• GIVEN RECORDS
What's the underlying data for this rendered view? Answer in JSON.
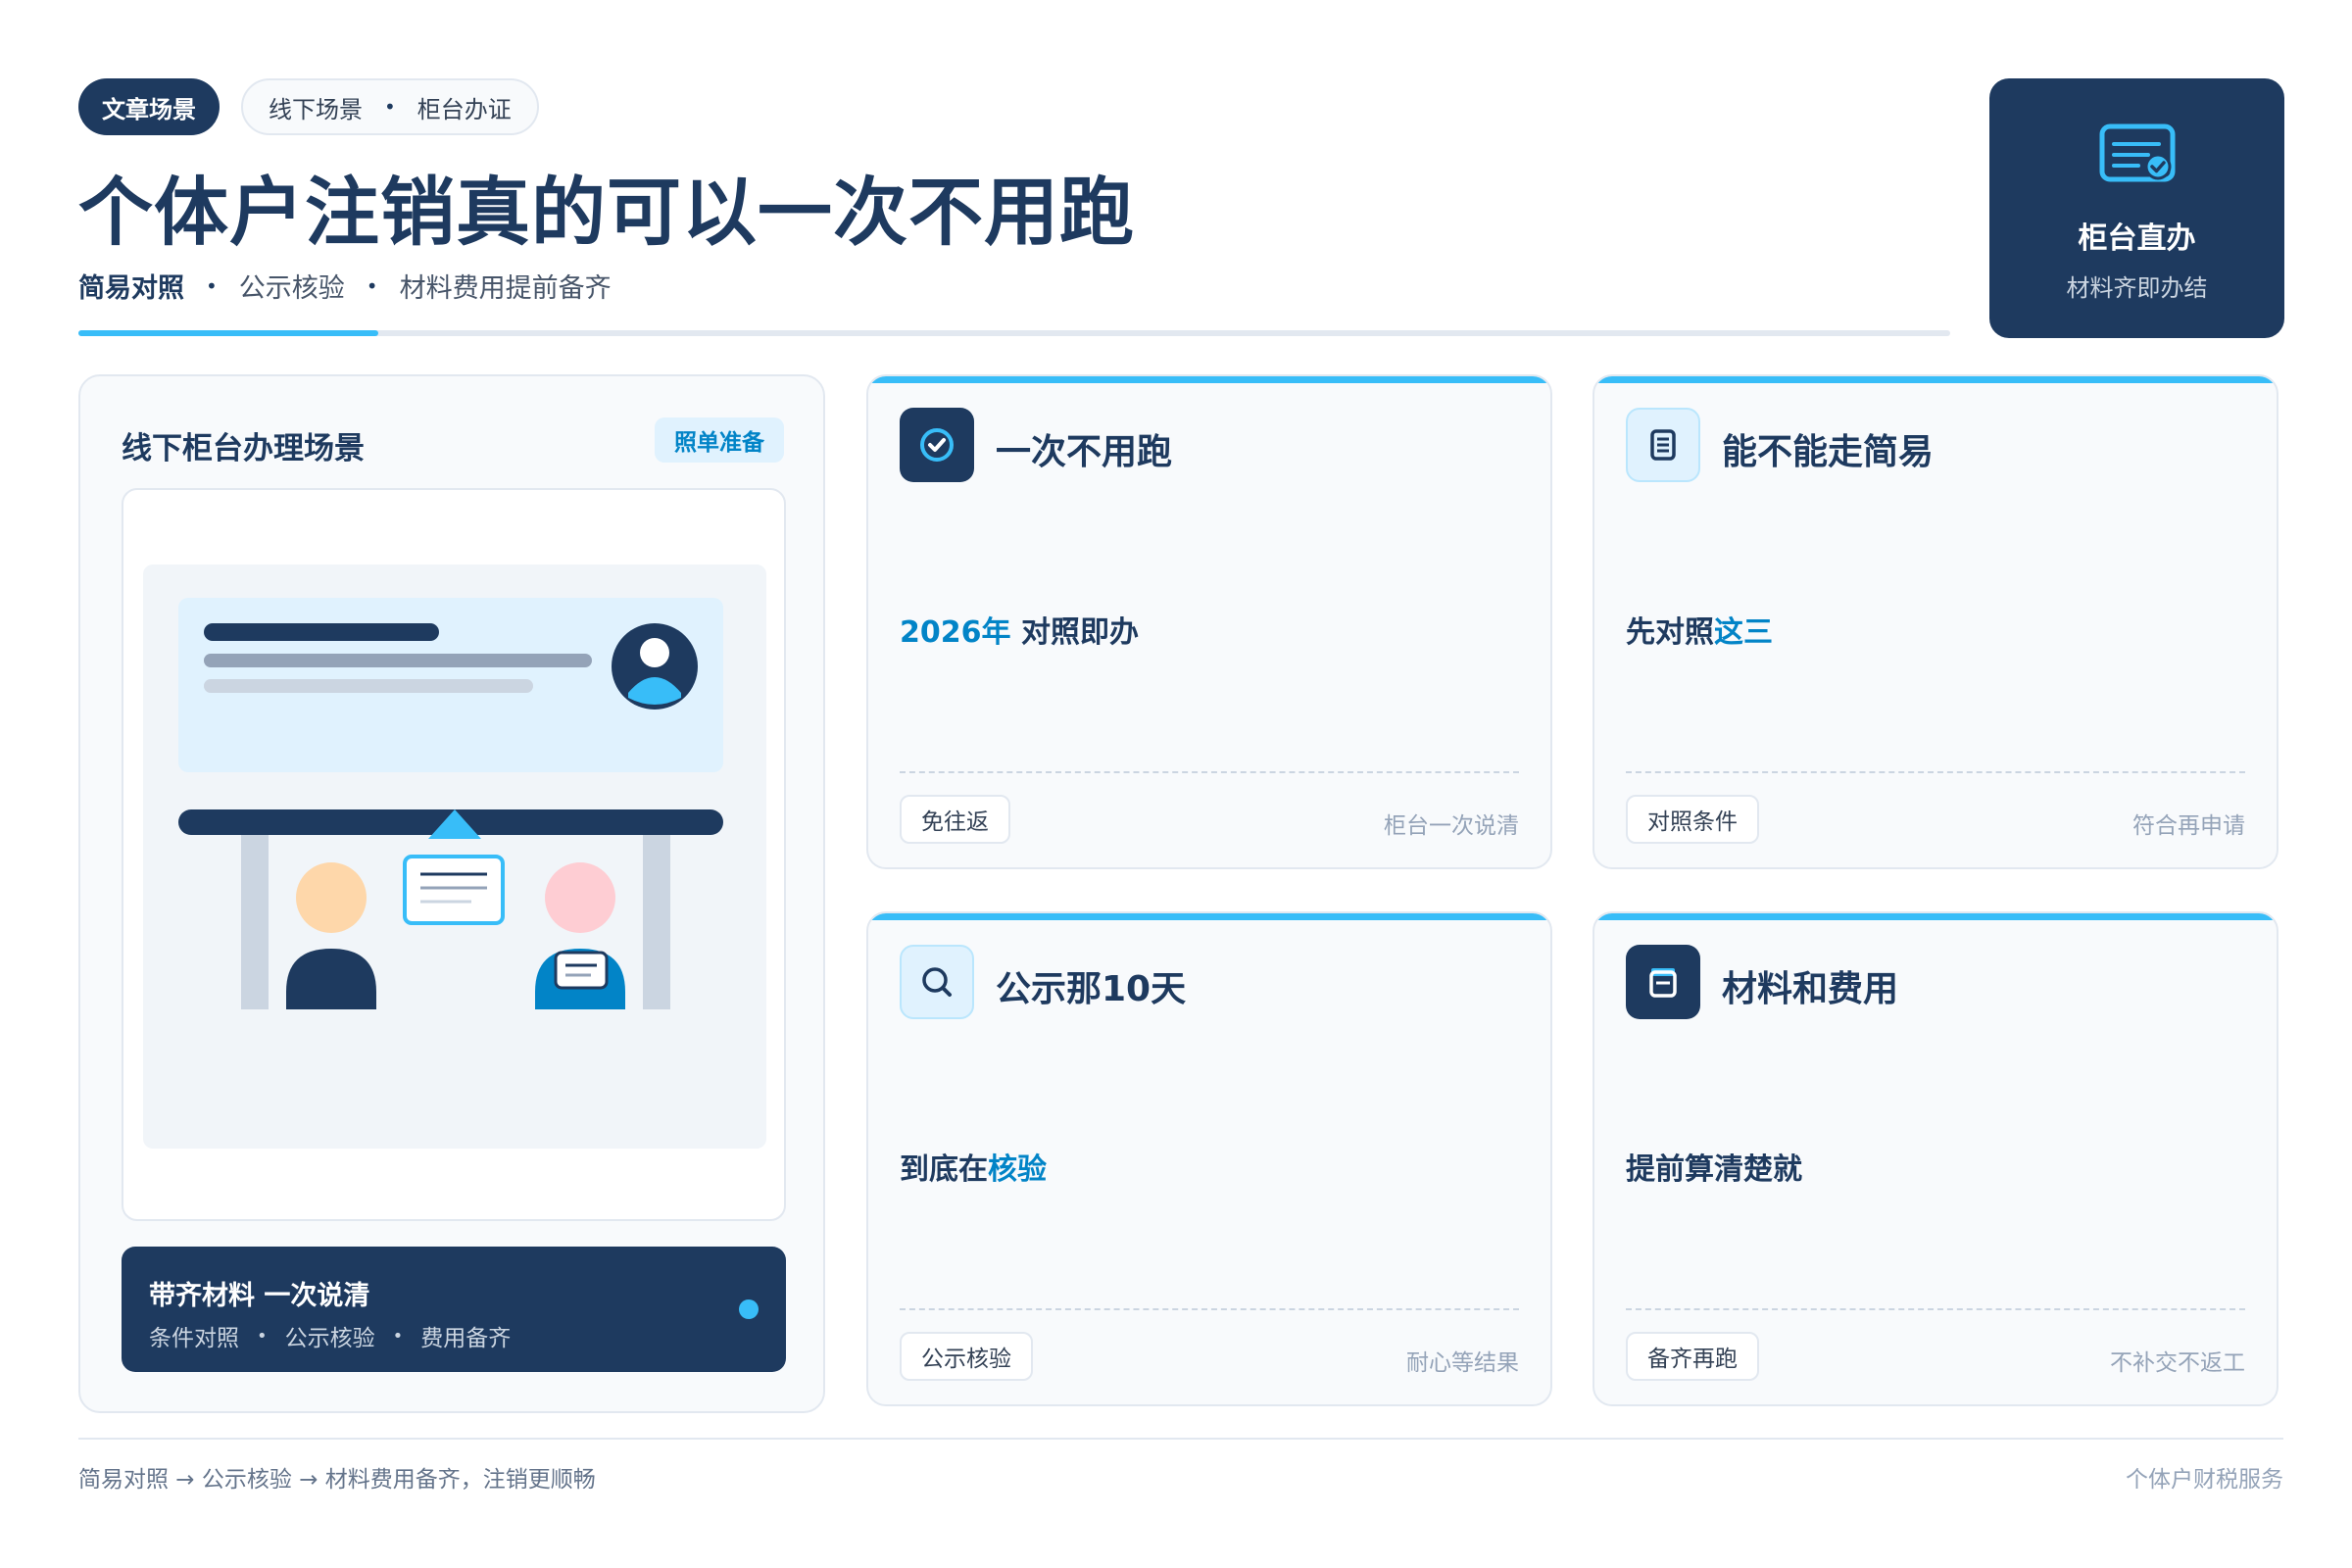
{
  "header": {
    "tag_primary": "文章场景",
    "tag_secondary": [
      "线下场景",
      "柜台办证"
    ],
    "tag_separator": "•",
    "title": "个体户注销真的可以一次不用跑",
    "subtitle_items": [
      "简易对照",
      "公示核验",
      "材料费用提前备齐"
    ],
    "progress": 0.16
  },
  "badge": {
    "icon": "certificate-check-icon",
    "title": "柜台直办",
    "subtitle": "材料齐即办结"
  },
  "scene": {
    "title": "线下柜台办理场景",
    "chip": "照单准备",
    "bar_title": "带齐材料 一次说清",
    "bar_items": [
      "条件对照",
      "公示核验",
      "费用备齐"
    ]
  },
  "cards": [
    {
      "icon": "check-circle-icon",
      "title": "一次不用跑",
      "body_highlight": "2026年",
      "body_text": " 对照即办",
      "chip": "免往返",
      "note": "柜台一次说清"
    },
    {
      "icon": "document-icon",
      "title": "能不能走简易",
      "body_text": "先对照",
      "body_highlight": "这三",
      "chip": "对照条件",
      "note": "符合再申请"
    },
    {
      "icon": "search-icon",
      "title": "公示那10天",
      "body_text": "到底在",
      "body_highlight": "核验",
      "chip": "公示核验",
      "note": "耐心等结果"
    },
    {
      "icon": "wallet-icon",
      "title": "材料和费用",
      "body_text": "提前算清楚就",
      "body_highlight": "",
      "chip": "备齐再跑",
      "note": "不补交不返工"
    }
  ],
  "footer": {
    "left": "简易对照 → 公示核验 → 材料费用备齐，注销更顺畅",
    "right": "个体户财税服务"
  },
  "colors": {
    "navy": "#1e3a5f",
    "accent": "#38bdf8",
    "highlight": "#0284c7"
  }
}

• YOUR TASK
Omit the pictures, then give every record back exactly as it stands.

• SOLVED EXERCISE
What's the underlying data for this rendered view? Answer in JSON.
{
  "header": {
    "tag_primary": "文章场景",
    "tag_secondary": [
      "线下场景",
      "柜台办证"
    ],
    "tag_separator": "•",
    "title": "个体户注销真的可以一次不用跑",
    "subtitle_items": [
      "简易对照",
      "公示核验",
      "材料费用提前备齐"
    ],
    "progress": 0.16
  },
  "badge": {
    "icon": "certificate-check-icon",
    "title": "柜台直办",
    "subtitle": "材料齐即办结"
  },
  "scene": {
    "title": "线下柜台办理场景",
    "chip": "照单准备",
    "bar_title": "带齐材料 一次说清",
    "bar_items": [
      "条件对照",
      "公示核验",
      "费用备齐"
    ]
  },
  "cards": [
    {
      "icon": "check-circle-icon",
      "title": "一次不用跑",
      "body_highlight": "2026年",
      "body_text": " 对照即办",
      "chip": "免往返",
      "note": "柜台一次说清"
    },
    {
      "icon": "document-icon",
      "title": "能不能走简易",
      "body_text": "先对照",
      "body_highlight": "这三",
      "chip": "对照条件",
      "note": "符合再申请"
    },
    {
      "icon": "search-icon",
      "title": "公示那10天",
      "body_text": "到底在",
      "body_highlight": "核验",
      "chip": "公示核验",
      "note": "耐心等结果"
    },
    {
      "icon": "wallet-icon",
      "title": "材料和费用",
      "body_text": "提前算清楚就",
      "body_highlight": "",
      "chip": "备齐再跑",
      "note": "不补交不返工"
    }
  ],
  "footer": {
    "left": "简易对照 → 公示核验 → 材料费用备齐，注销更顺畅",
    "right": "个体户财税服务"
  },
  "colors": {
    "navy": "#1e3a5f",
    "accent": "#38bdf8",
    "highlight": "#0284c7"
  }
}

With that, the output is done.